Today is Red Apple Day, a day where Australians are encouraged to support awareness, detection and prevention of Bowel Cancer. It is also a cause close to our hearts, as the affects have been felt very close to home for one of our staff members, now a proud advocate spreading the word far and wide.
What does an apple have to do with Bowel Disease? The red apple symbolises the human bowel, and the worm is a symbol of preventable cancer if caught early in the apple. If the worm is there for too long, it will cause irreputable damage.
Rob Johnstone, our Maintenance Officer at Infinite Care Caravonica, is a young Bowel Cancer survivor with a deep passion for spreading awareness to others. He sat down with us last month to discuss his personal journey before he heads to Canberra to present in Parliament and help advocate for change and re-education to prevent others from losing their lives to Bowel Cancer – a highly treatable disease if caught early.
When people think of Bowel Cancer, they often associate it as ‘an older person’s disease’. This couldn’t be further from the truth as Bowel Cancer affects 1,600 young Australians each year. “In reality”, Rob says, “you should never be told that you are too young to have Bowel Cancer.“
It was in July 2020 when Rob started to notice blood in his stool. He was 44, had just completed an Iron Man race the year prior and was feeling at the top of his game. Rob thought it best to see a GP about the blood. Never considering it could be anything sinister, Rob’s GP diagnosed him with Haemorrhoids and dismissed any idea that it could be Bowel Cancer. Because, after all, Bowel Cancer is an ‘old man’s disease’.
Rob’s wife wanted a second opinion and booked Rob in to see a specialist not long after, who diagnosed him with Stage 3 Bowel Cancer. It had only taken 5 months for the cancer to progress to Stage 4 and spread to his liver. “Thank goodness my wife made me get a second opinion”, reflects Rob.
It all came as a shock to Rob, but nothing could prepare him for the treatments he had to endure over the course of the next 16 months. He undertook intense Radiation and Chemotherapy and two big operations, one to remove over half of his liver in June 2021 (almost a year after being diagnosed) and a final surgery later that year to remove the cancer tumour in his rectum. During this period, Rob received the devastating news that his cancer was not operable and there was a good chance that he would not survive, with only a predicted 13% survival rate within the next 5 years. Rob continued to fight, with aggressive rounds of Chemotherapy which allowed the team to proceed with the surgery.

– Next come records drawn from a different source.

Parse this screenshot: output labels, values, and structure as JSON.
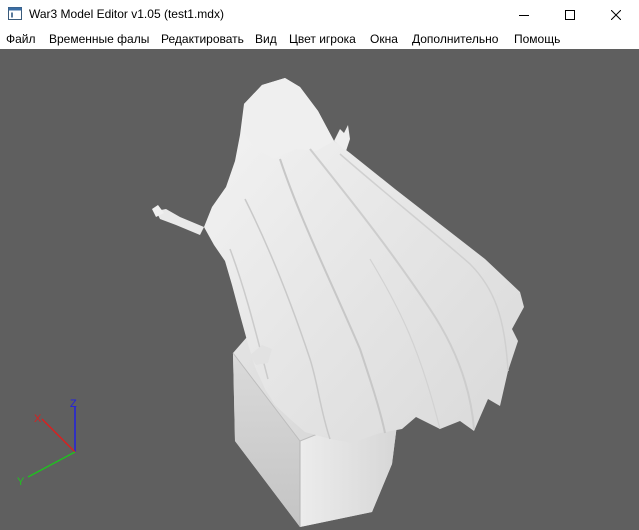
{
  "window": {
    "title": "War3 Model Editor v1.05 (test1.mdx)"
  },
  "menu": {
    "items": [
      {
        "label": "Файл"
      },
      {
        "label": "Временные фалы"
      },
      {
        "label": "Редактировать"
      },
      {
        "label": "Вид"
      },
      {
        "label": "Цвет игрока"
      },
      {
        "label": "Окна"
      },
      {
        "label": "Дополнительно"
      },
      {
        "label": "Помощь"
      }
    ]
  },
  "viewport": {
    "background": "#5f5f5f",
    "axes": {
      "x_label": "X",
      "y_label": "Y",
      "z_label": "Z",
      "x_color": "#d92020",
      "y_color": "#20c020",
      "z_color": "#2020e0"
    }
  },
  "icons": {
    "app": "app-window-icon",
    "minimize": "minimize-icon",
    "maximize": "maximize-icon",
    "close": "close-icon"
  }
}
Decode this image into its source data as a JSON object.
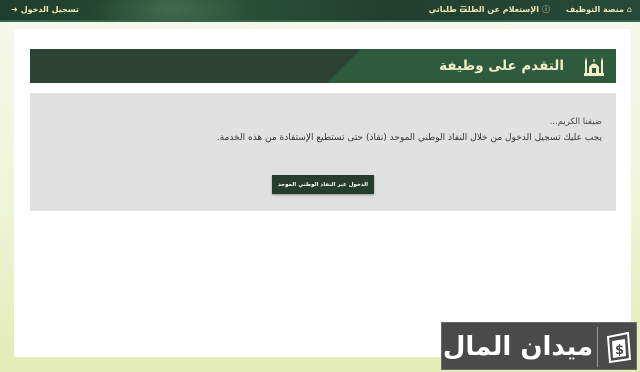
{
  "topbar": {
    "home_label": "منصة التوظيف",
    "inquiry_label": "الإستعلام عن الطلب",
    "requests_label": "طلباتي",
    "login_label": "تسجيل الدخول",
    "icons": {
      "home": "home-icon",
      "inquiry": "info-icon",
      "requests": "list-icon",
      "login": "sign-in-icon"
    },
    "colors": {
      "background": "#2b5239",
      "text": "#f1e9b8"
    }
  },
  "section": {
    "title": "التقدم على وظيفة",
    "icon": "mosque-icon",
    "colors": {
      "header_dark": "#2b4234",
      "header_light": "#2e5a3d",
      "title": "#f4eec8"
    }
  },
  "content": {
    "greeting": "ضيفنا الكريم...",
    "message": "يجب عليك تسجيل الدخول من خلال النفاذ الوطني الموحد (نفاذ) حتى تستطيع الإستفادة من هذه الخدمة.",
    "button_label": "الدخول عبر النفاذ الوطني الموحد",
    "colors": {
      "box": "#e1e1e1",
      "button": "#243d2e"
    }
  },
  "watermark": {
    "text": "ميدان المال",
    "icon": "money-bag-icon"
  }
}
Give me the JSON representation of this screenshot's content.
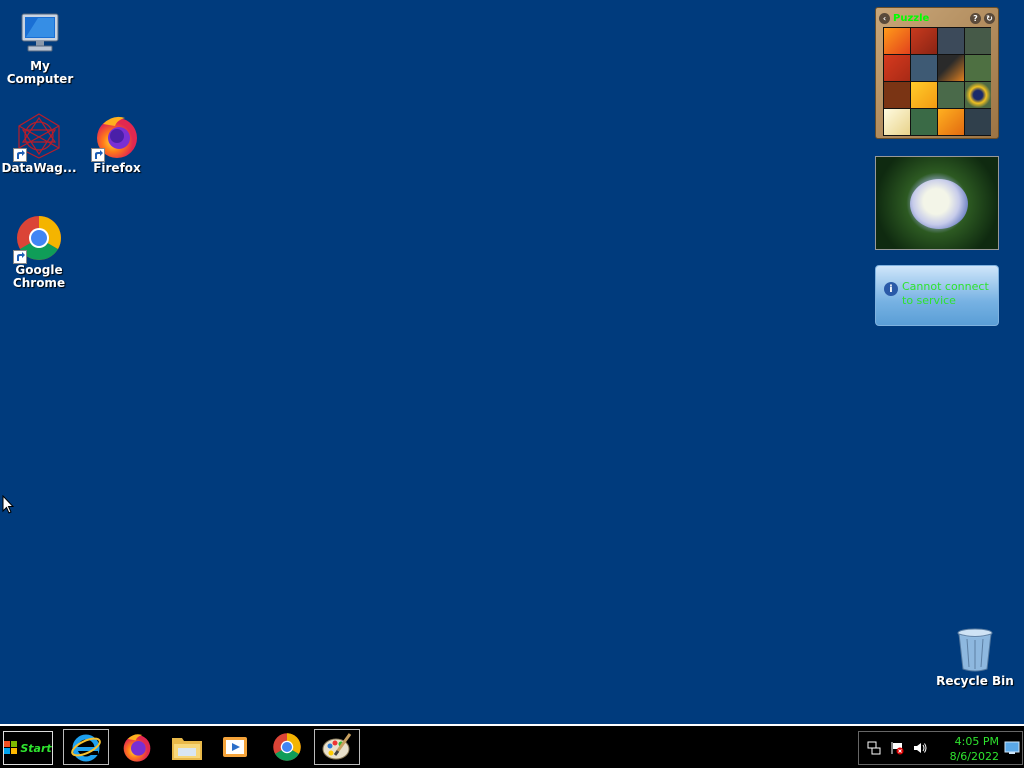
{
  "desktop": {
    "icons": [
      {
        "label": "My Computer",
        "icon": "computer-icon"
      },
      {
        "label": "DataWag...",
        "icon": "datawag-icon"
      },
      {
        "label": "Firefox",
        "icon": "firefox-icon"
      },
      {
        "label": "Google Chrome",
        "icon": "chrome-icon"
      },
      {
        "label": "Recycle Bin",
        "icon": "recycle-bin-icon"
      }
    ]
  },
  "gadgets": {
    "puzzle": {
      "title": "Puzzle"
    },
    "weather": {
      "message": "Cannot connect to service"
    }
  },
  "taskbar": {
    "start_label": "Start",
    "pinned": [
      "internet-explorer-icon",
      "firefox-icon",
      "file-explorer-icon",
      "media-player-icon",
      "chrome-icon",
      "paint-icon"
    ],
    "clock": {
      "time": "4:05 PM",
      "date": "8/6/2022"
    }
  },
  "colors": {
    "desktop_bg": "#003b7d",
    "clock_text": "#2ee32e",
    "taskbar_bg": "#000000"
  }
}
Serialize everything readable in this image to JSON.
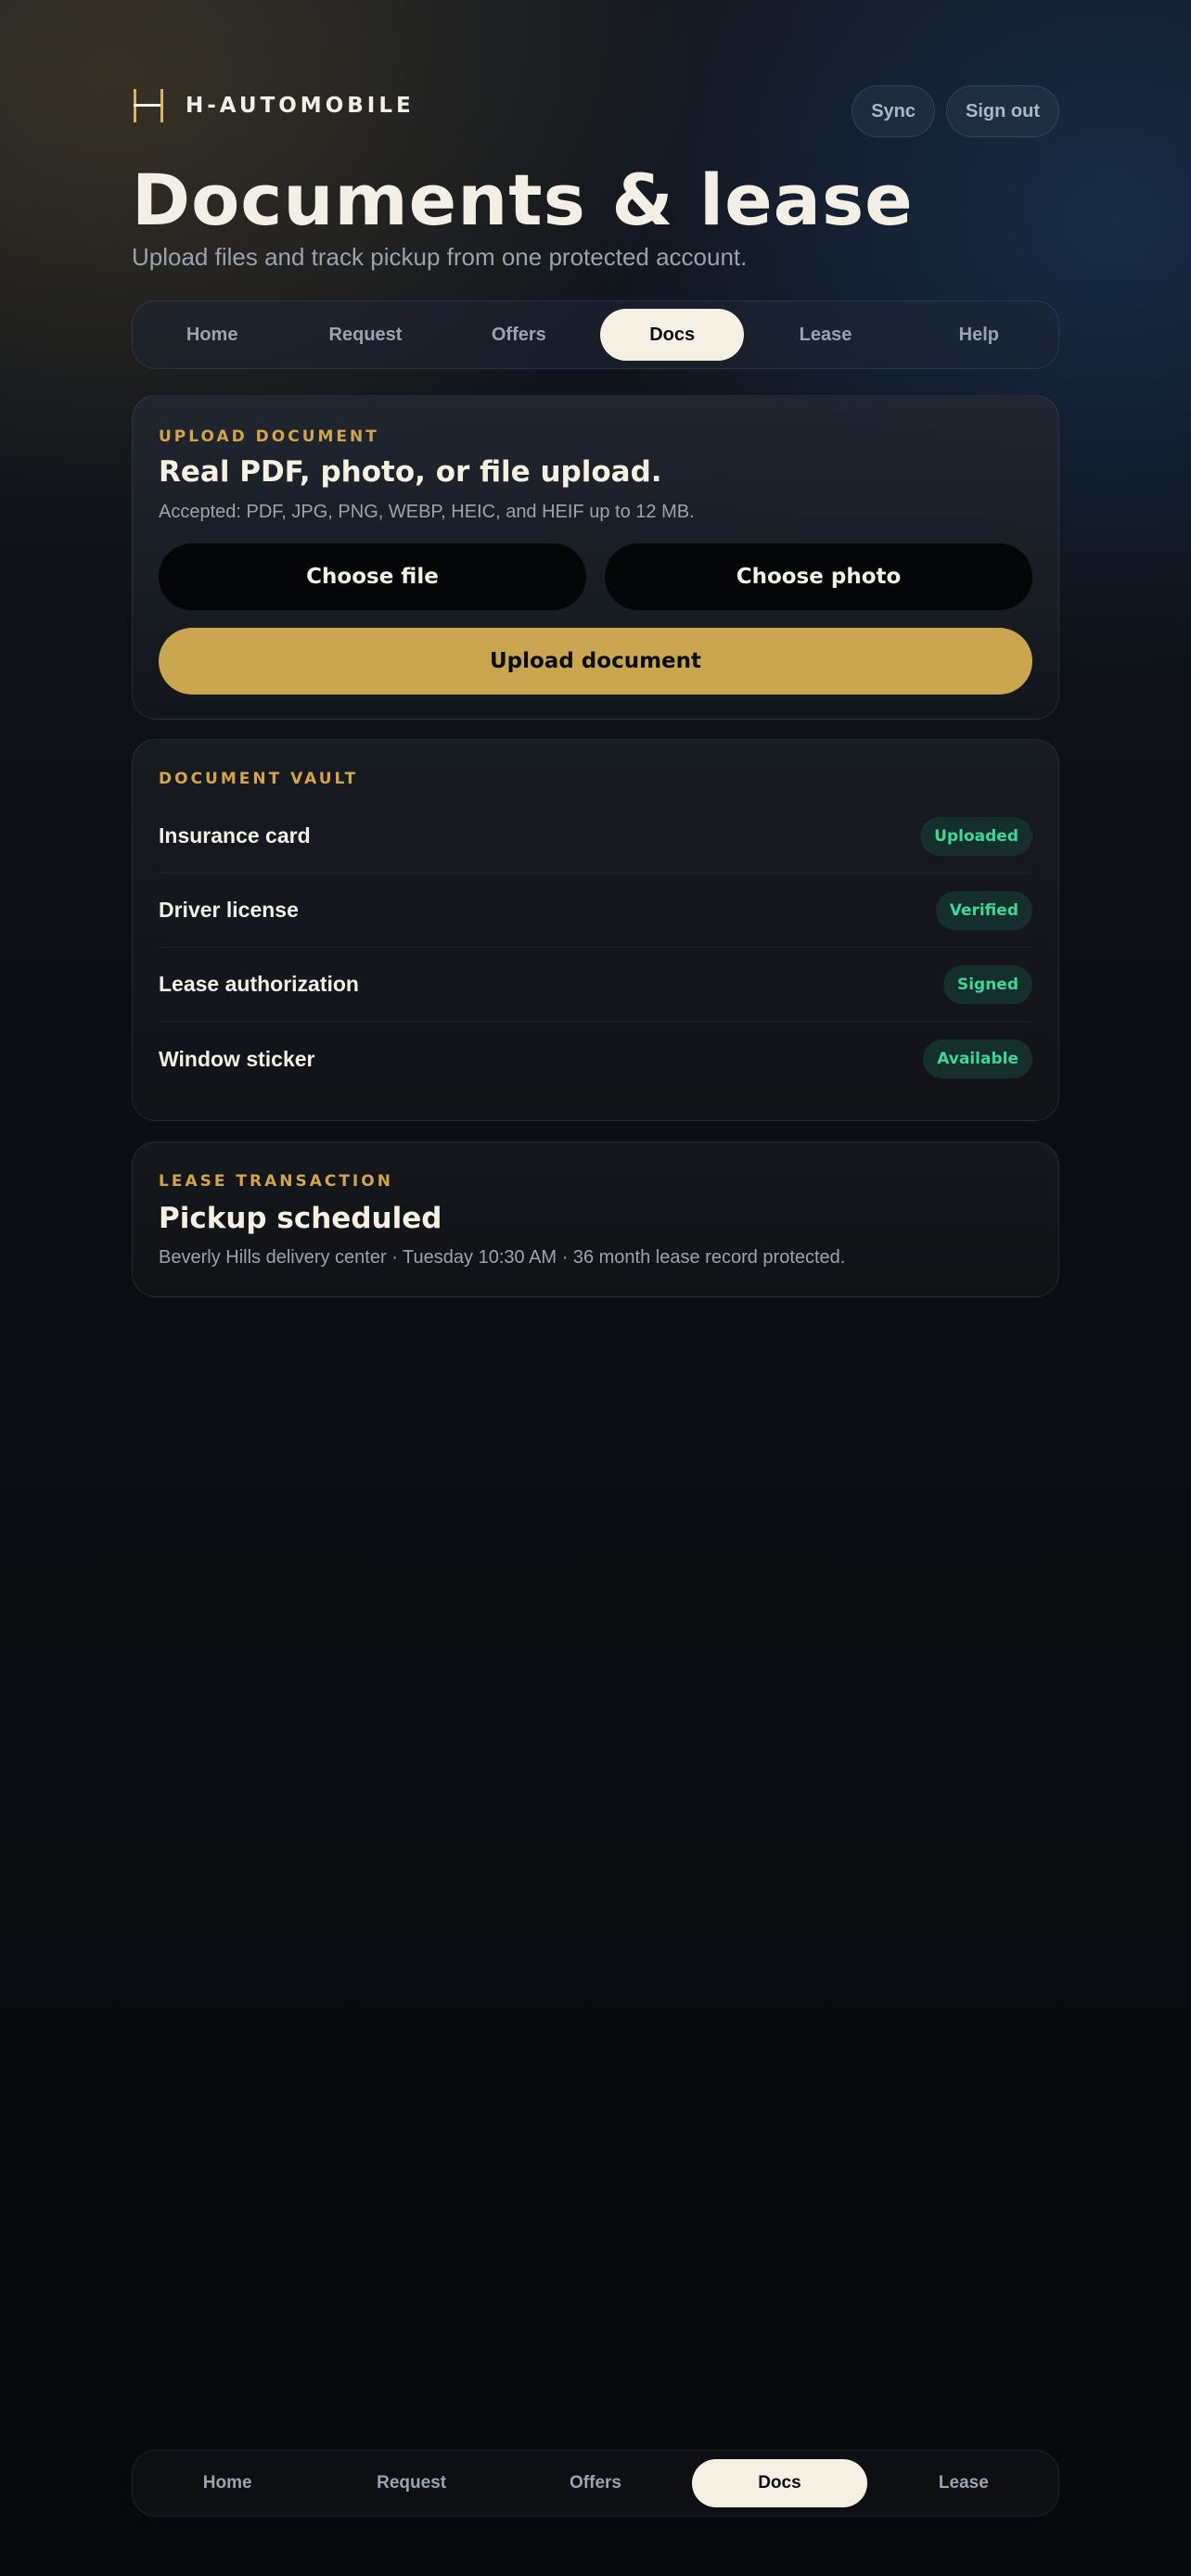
{
  "brand": {
    "name": "H-AUTOMOBILE",
    "logo_icon": "h-logo-icon"
  },
  "header": {
    "sync_label": "Sync",
    "signout_label": "Sign out"
  },
  "page": {
    "title": "Documents & lease",
    "subtitle": "Upload files and track pickup from one protected account."
  },
  "top_nav": {
    "tabs": [
      {
        "label": "Home"
      },
      {
        "label": "Request"
      },
      {
        "label": "Offers"
      },
      {
        "label": "Docs"
      },
      {
        "label": "Lease"
      },
      {
        "label": "Help"
      }
    ],
    "active": "Docs"
  },
  "upload": {
    "eyebrow": "UPLOAD DOCUMENT",
    "title": "Real PDF, photo, or file upload.",
    "accepted": "Accepted: PDF, JPG, PNG, WEBP, HEIC, and HEIF up to 12 MB.",
    "choose_file": "Choose file",
    "choose_photo": "Choose photo",
    "upload_button": "Upload document"
  },
  "vault": {
    "eyebrow": "DOCUMENT VAULT",
    "items": [
      {
        "name": "Insurance card",
        "status": "Uploaded"
      },
      {
        "name": "Driver license",
        "status": "Verified"
      },
      {
        "name": "Lease authorization",
        "status": "Signed"
      },
      {
        "name": "Window sticker",
        "status": "Available"
      }
    ]
  },
  "lease": {
    "eyebrow": "LEASE TRANSACTION",
    "title": "Pickup scheduled",
    "detail": "Beverly Hills delivery center · Tuesday 10:30 AM · 36 month lease record protected."
  },
  "bottom_nav": {
    "tabs": [
      {
        "label": "Home"
      },
      {
        "label": "Request"
      },
      {
        "label": "Offers"
      },
      {
        "label": "Docs"
      },
      {
        "label": "Lease"
      }
    ],
    "active": "Docs"
  },
  "colors": {
    "accent_gold": "#c9a64f",
    "eyebrow_gold": "#d2a54a",
    "cream": "#f5f0e2",
    "status_green": "#3fd699",
    "background": "#07090d"
  }
}
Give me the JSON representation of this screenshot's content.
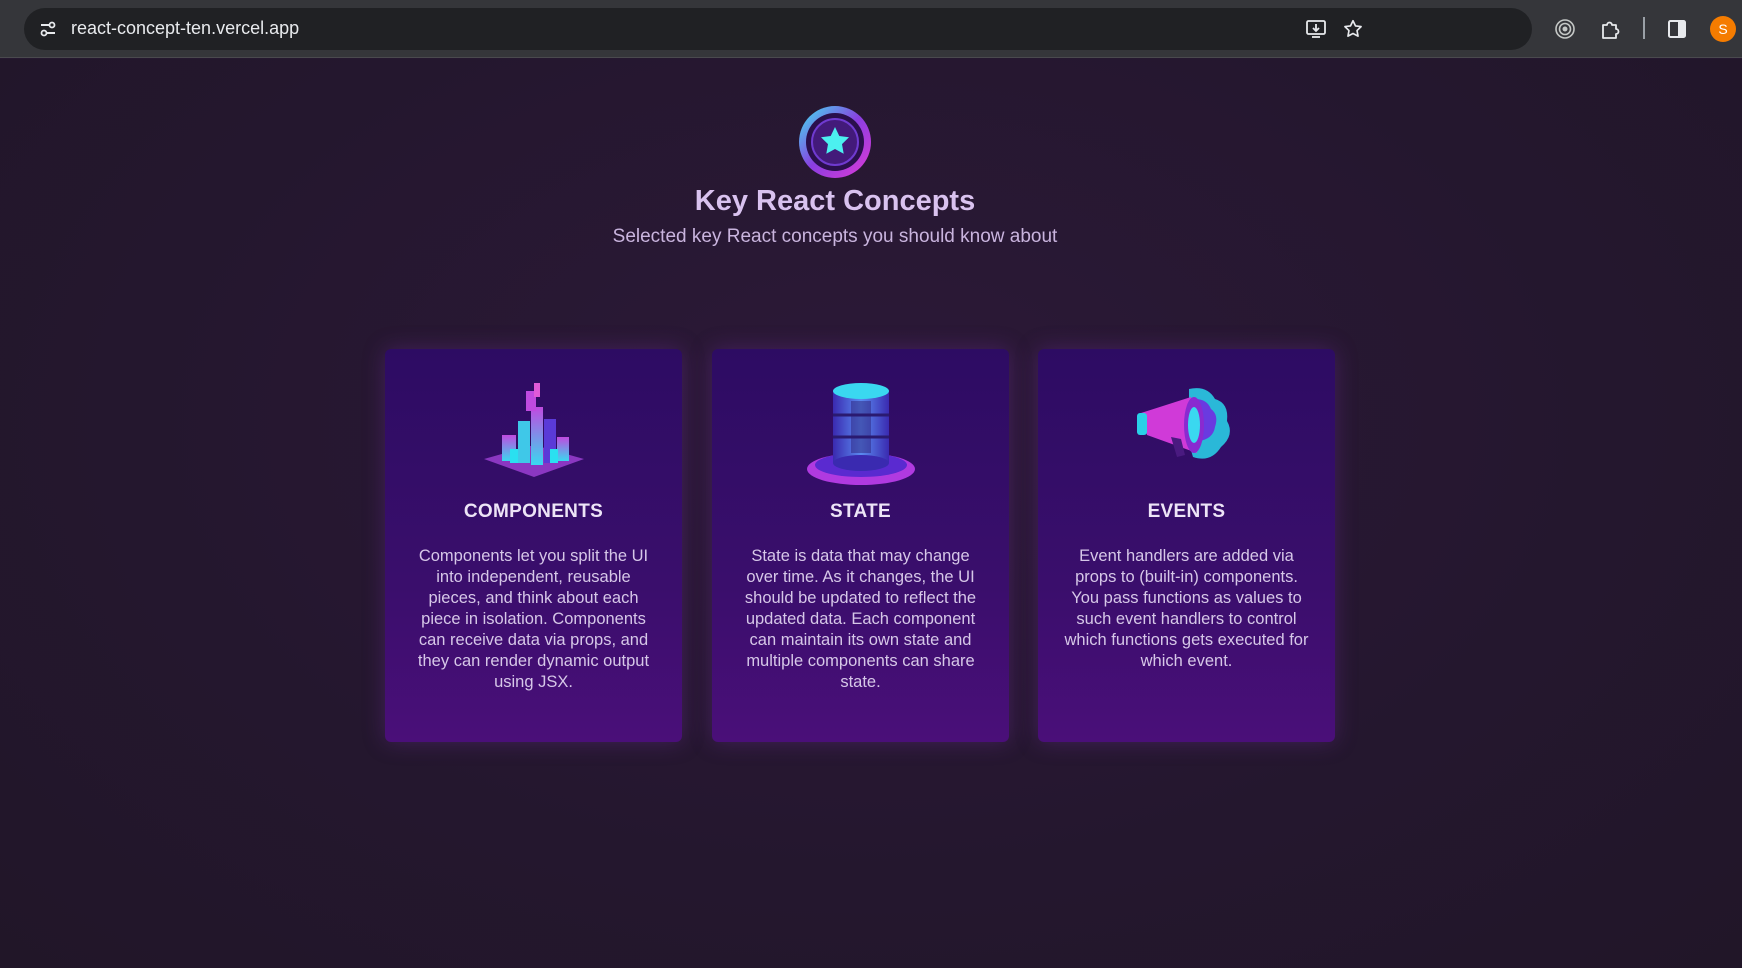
{
  "browser": {
    "url": "react-concept-ten.vercel.app",
    "avatar_letter": "S",
    "icons": [
      "site-info-icon",
      "install-app-icon",
      "bookmark-star-icon",
      "media-router-icon",
      "extensions-icon",
      "side-panel-icon"
    ]
  },
  "header": {
    "title": "Key React Concepts",
    "subtitle": "Selected key React concepts you should know about",
    "logo_icon": "star-badge-icon"
  },
  "concepts": [
    {
      "title": "COMPONENTS",
      "icon": "building-blocks-icon",
      "description": "Components let you split the UI into independent, reusable pieces, and think about each piece in isolation. Components can receive data via props, and they can render dynamic output using JSX."
    },
    {
      "title": "STATE",
      "icon": "database-cylinder-icon",
      "description": "State is data that may change over time. As it changes, the UI should be updated to reflect the updated data. Each component can maintain its own state and multiple components can share state."
    },
    {
      "title": "EVENTS",
      "icon": "megaphone-icon",
      "description": "Event handlers are added via props to (built-in) components. You pass functions as values to such event handlers to control which functions gets executed for which event."
    }
  ],
  "colors": {
    "background": "#25182f",
    "card": "#3a0e6c",
    "title": "#d9c2ef",
    "accent_cyan": "#38e1f0",
    "accent_magenta": "#d03ad8"
  }
}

Fast forward to today and Rob is cancer free and feeling so grateful for his new lease on life. He describes that period of his life as one of the scariest things he has endured and hopes that if his story scares anyone to get checked for Bowel Cancer, then he has done his job.
Bowel Cancer is one of the deadliest cancers in Australia, claiming 103 lives each week and being the sixth leading cause of death overall for Australians aged 25-44. Campaigns such as N2Y (Never 2 Young) aims to increase awareness around Bowel Cancer, and the fact that really anyone at any age can be diagnosed.
After speaking with other survivors, one of the most common themes Rob had found in everyone’s experience was their GP’s lack of response. Bowel Cancer’s rapid growth means it is pivotal for early detection, as it is often treatable if caught early. There is no doubt that re-education amongst the health sector will prevent hundreds of people losing their lives in future.
Although Rob has fought cancer and survived, there are still long-term effects on his body and new ways of living his life as normal. He states however that he is, “lucky to be here”, and says that, “every day is a new day and a new chance to make life better”.
If there is anything that Rob would like people to take away it is that, “no one cares as much about your health as you do”. He urges the importance of educating ourselves around Bowel Cancer, knowing our family history and getting that second opinion if you feel that you need to!